TASK OBJECTIVE: Exactly how many lines in this material contain the string "Block"? Reply with the number alone.

THE DATA:
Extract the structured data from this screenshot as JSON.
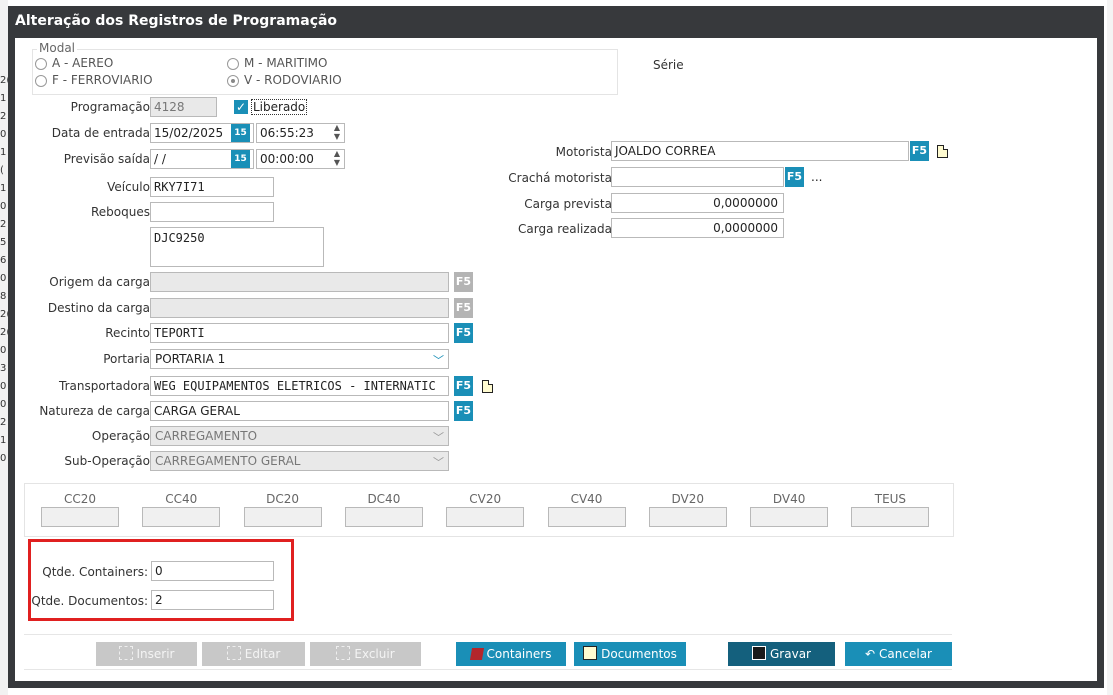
{
  "background": {
    "left_fragments": [
      "2(",
      "1",
      "2",
      "0",
      "1",
      "(",
      "1",
      "0",
      "2",
      "5",
      "6",
      "0",
      "8",
      "2(",
      "2(",
      "0",
      "3",
      "0",
      "0",
      "2",
      "1",
      "0"
    ],
    "right_fragments": [
      "¨"
    ]
  },
  "window": {
    "title": "Alteração dos Registros de Programação"
  },
  "modal": {
    "label": "Modal",
    "options": [
      "A - AEREO",
      "F - FERROVIARIO",
      "M - MARITIMO",
      "V - RODOVIARIO"
    ],
    "selected": "V - RODOVIARIO"
  },
  "serie": {
    "label": "Série"
  },
  "form": {
    "programacao": {
      "label": "Programação:",
      "value": "4128"
    },
    "liberado": {
      "label": "Liberado",
      "checked": true
    },
    "data_entrada": {
      "label": "Data de entrada:",
      "date": "15/02/2025",
      "time": "06:55:23"
    },
    "previsao_saida": {
      "label": "Previsão saída:",
      "date": " / /",
      "time": "00:00:00"
    },
    "calendar_icon": "15",
    "veiculo": {
      "label": "Veículo:",
      "value": "RKY7I71"
    },
    "reboques": {
      "label": "Reboques:",
      "value": "",
      "list": "DJC9250"
    },
    "origem": {
      "label": "Origem da carga:",
      "value": ""
    },
    "destino": {
      "label": "Destino da carga:",
      "value": ""
    },
    "recinto": {
      "label": "Recinto:",
      "value": "TEPORTI"
    },
    "portaria": {
      "label": "Portaria:",
      "value": "PORTARIA 1"
    },
    "transportadora": {
      "label": "Transportadora:",
      "value": "WEG EQUIPAMENTOS ELETRICOS - INTERNATIC"
    },
    "natureza": {
      "label": "Natureza de carga:",
      "value": "CARGA GERAL"
    },
    "operacao": {
      "label": "Operação:",
      "value": "CARREGAMENTO"
    },
    "sub_operacao": {
      "label": "Sub-Operação:",
      "value": "CARREGAMENTO GERAL"
    },
    "motorista": {
      "label": "Motorista:",
      "value": "JOALDO CORREA"
    },
    "cracha": {
      "label": "Crachá motorista:",
      "value": "",
      "more": "..."
    },
    "carga_prevista": {
      "label": "Carga prevista:",
      "value": "0,0000000"
    },
    "carga_realizada": {
      "label": "Carga realizada:",
      "value": "0,0000000"
    },
    "f5_label": "F5"
  },
  "containers": {
    "headers": [
      "CC20",
      "CC40",
      "DC20",
      "DC40",
      "CV20",
      "CV40",
      "DV20",
      "DV40",
      "TEUS"
    ]
  },
  "qtde": {
    "containers": {
      "label": "Qtde. Containers:",
      "value": "0"
    },
    "documentos": {
      "label": "Qtde. Documentos:",
      "value": "2"
    },
    "highlight_color": "#e02020"
  },
  "buttons": {
    "inserir": "Inserir",
    "editar": "Editar",
    "excluir": "Excluir",
    "containers": "Containers",
    "documentos": "Documentos",
    "gravar": "Gravar",
    "cancelar": "Cancelar"
  },
  "colors": {
    "accent": "#1a8fb7",
    "title_bar": "#37393c",
    "save_button": "#14607d"
  }
}
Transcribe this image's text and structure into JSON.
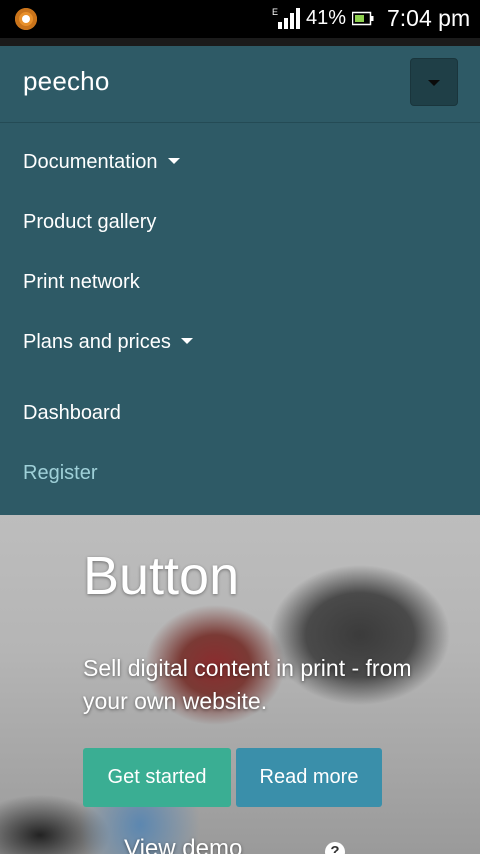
{
  "status_bar": {
    "network_type": "E",
    "battery_percent": "41%",
    "time": "7:04 pm"
  },
  "header": {
    "brand": "peecho",
    "toggle_icon": "caret-down-icon"
  },
  "menu": {
    "items": [
      {
        "label": "Documentation",
        "has_dropdown": true
      },
      {
        "label": "Product gallery",
        "has_dropdown": false
      },
      {
        "label": "Print network",
        "has_dropdown": false
      },
      {
        "label": "Plans and prices",
        "has_dropdown": true
      },
      {
        "label": "Dashboard",
        "has_dropdown": false
      },
      {
        "label": "Register",
        "has_dropdown": false
      }
    ]
  },
  "hero": {
    "title": "Button",
    "subtitle": "Sell digital content in print - from your own website.",
    "primary_button": "Get started",
    "secondary_button": "Read more",
    "demo_link": "View demo",
    "help_icon": "?"
  },
  "colors": {
    "nav_bg": "#2e5a66",
    "primary_button": "#3aae93",
    "secondary_button": "#3a8faa",
    "muted_link": "#9fd0d8"
  }
}
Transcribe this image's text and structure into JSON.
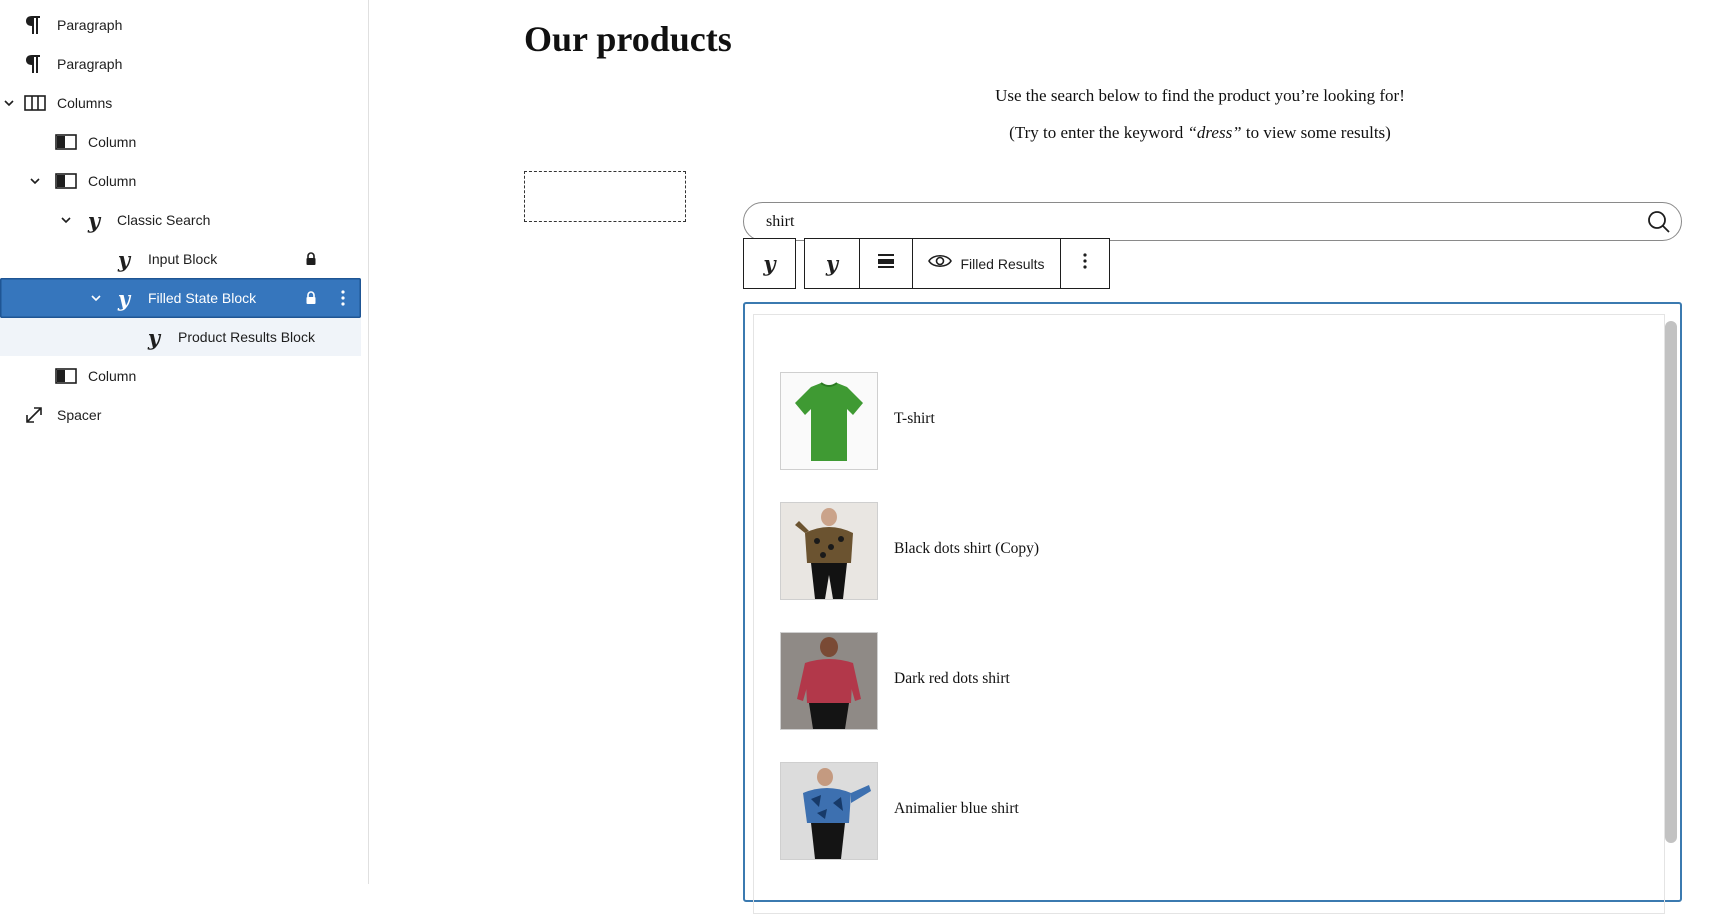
{
  "sidebar": {
    "items": [
      {
        "label": "Paragraph",
        "icon": "paragraph-icon"
      },
      {
        "label": "Paragraph",
        "icon": "paragraph-icon"
      },
      {
        "label": "Columns",
        "icon": "columns-icon"
      },
      {
        "label": "Column",
        "icon": "column-icon"
      },
      {
        "label": "Column",
        "icon": "column-icon"
      },
      {
        "label": "Classic Search",
        "icon": "y-logo-icon"
      },
      {
        "label": "Input Block",
        "icon": "y-logo-icon"
      },
      {
        "label": "Filled State Block",
        "icon": "y-logo-icon"
      },
      {
        "label": "Product Results Block",
        "icon": "y-logo-icon"
      },
      {
        "label": "Column",
        "icon": "column-icon"
      },
      {
        "label": "Spacer",
        "icon": "resize-icon"
      }
    ],
    "selected_color": "#3676bd"
  },
  "page": {
    "title": "Our products",
    "intro_line1": "Use the search below to find the product you’re looking for!",
    "intro_line2_pre": "(Try to enter the keyword ",
    "intro_keyword": "“dress”",
    "intro_line2_post": " to view some results)"
  },
  "search": {
    "value": "shirt"
  },
  "toolbar": {
    "filled_results_label": "Filled Results"
  },
  "results": {
    "products": [
      {
        "name": "T-shirt",
        "image": "green-tshirt"
      },
      {
        "name": "Black dots shirt (Copy)",
        "image": "black-dots-shirt"
      },
      {
        "name": "Dark red dots shirt",
        "image": "dark-red-dots-shirt"
      },
      {
        "name": "Animalier blue shirt",
        "image": "animalier-blue-shirt"
      }
    ],
    "panel_border_color": "#3b7ab0"
  }
}
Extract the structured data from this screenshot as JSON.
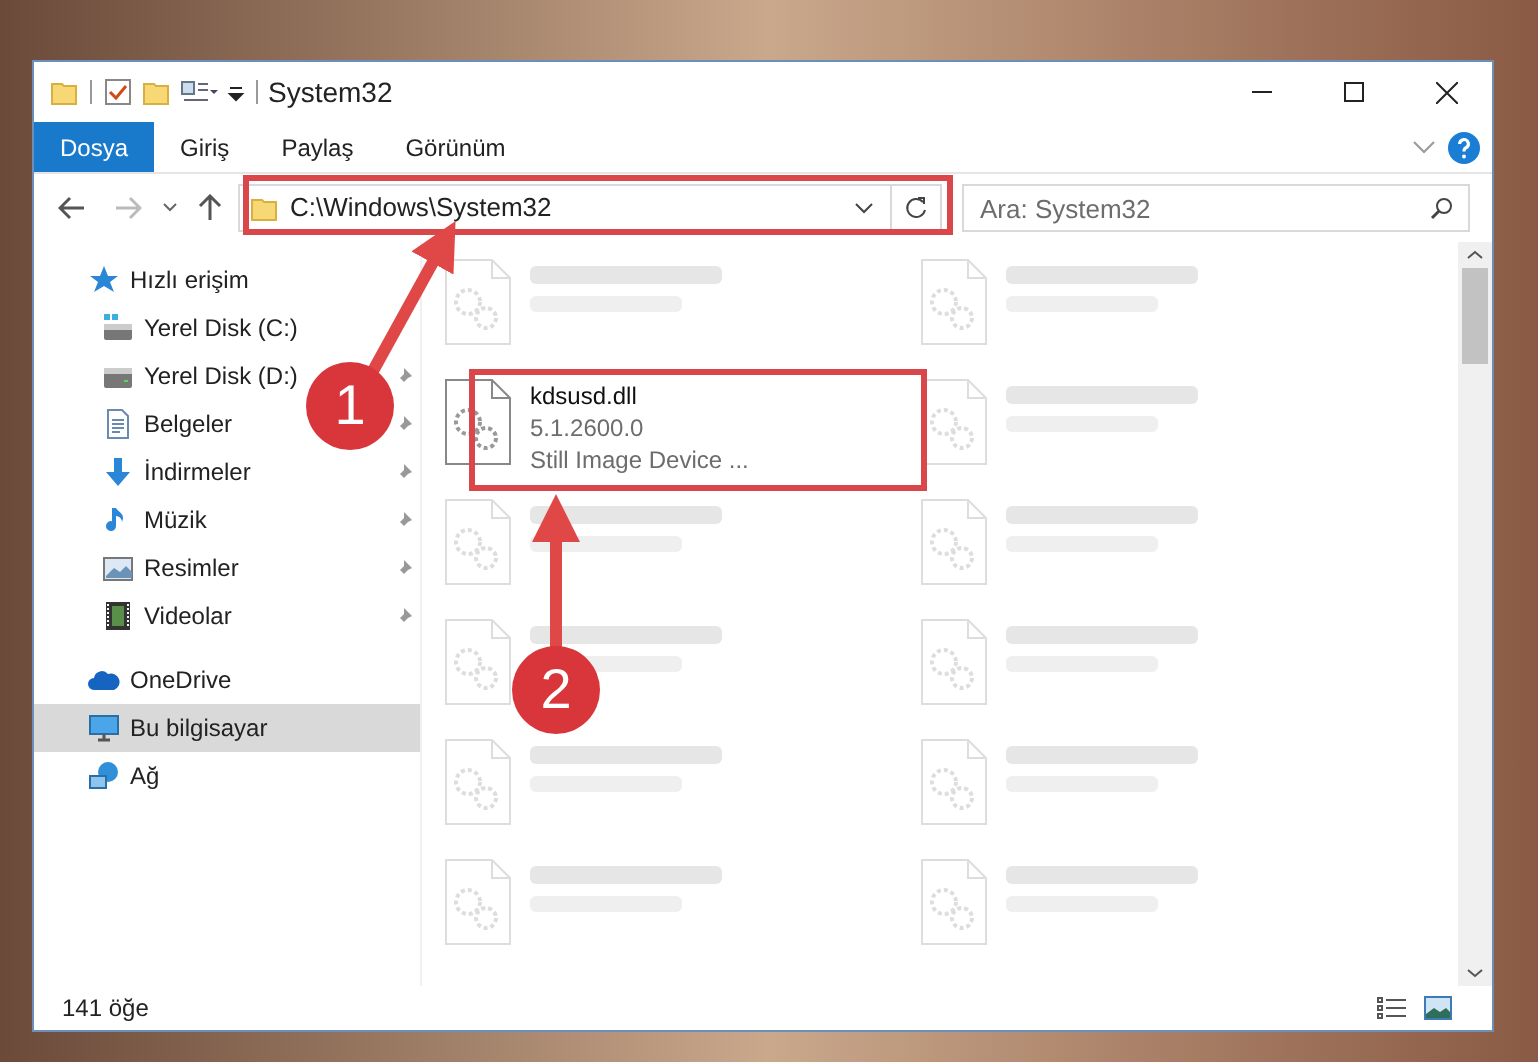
{
  "window": {
    "title": "System32"
  },
  "ribbon_tabs": [
    {
      "label": "Dosya",
      "selected": true
    },
    {
      "label": "Giriş",
      "selected": false
    },
    {
      "label": "Paylaş",
      "selected": false
    },
    {
      "label": "Görünüm",
      "selected": false
    }
  ],
  "address_bar": {
    "path": "C:\\Windows\\System32"
  },
  "search": {
    "placeholder": "Ara: System32"
  },
  "navigation": [
    {
      "label": "Hızlı erişim",
      "kind": "star",
      "selected": false,
      "children": [
        {
          "label": "Yerel Disk (C:)",
          "kind": "system-drive",
          "selected": false,
          "pinned": false
        },
        {
          "label": "Yerel Disk (D:)",
          "kind": "drive",
          "selected": false,
          "pinned": true
        },
        {
          "label": "Belgeler",
          "kind": "documents",
          "selected": false,
          "pinned": true
        },
        {
          "label": "İndirmeler",
          "kind": "download",
          "selected": false,
          "pinned": true
        },
        {
          "label": "Müzik",
          "kind": "music",
          "selected": false,
          "pinned": true
        },
        {
          "label": "Resimler",
          "kind": "pictures",
          "selected": false,
          "pinned": true
        },
        {
          "label": "Videolar",
          "kind": "videos",
          "selected": false,
          "pinned": true
        }
      ]
    },
    {
      "label": "OneDrive",
      "kind": "cloud",
      "selected": false
    },
    {
      "label": "Bu bilgisayar",
      "kind": "computer",
      "selected": true
    },
    {
      "label": "Ağ",
      "kind": "network",
      "selected": false
    }
  ],
  "files": [
    {
      "blurred": true
    },
    {
      "blurred": true
    },
    {
      "name": "kdsusd.dll",
      "details": [
        "5.1.2600.0",
        "Still Image Device ..."
      ],
      "blurred": false
    },
    {
      "blurred": true
    },
    {
      "blurred": true
    },
    {
      "blurred": true
    },
    {
      "blurred": true
    },
    {
      "blurred": true
    },
    {
      "blurred": true
    },
    {
      "blurred": true
    },
    {
      "blurred": true
    },
    {
      "blurred": true
    }
  ],
  "annotations": [
    {
      "label": "1"
    },
    {
      "label": "2"
    }
  ],
  "status_bar": {
    "item_count": "141 öğe"
  }
}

OUTPUT OF THE TASK: 3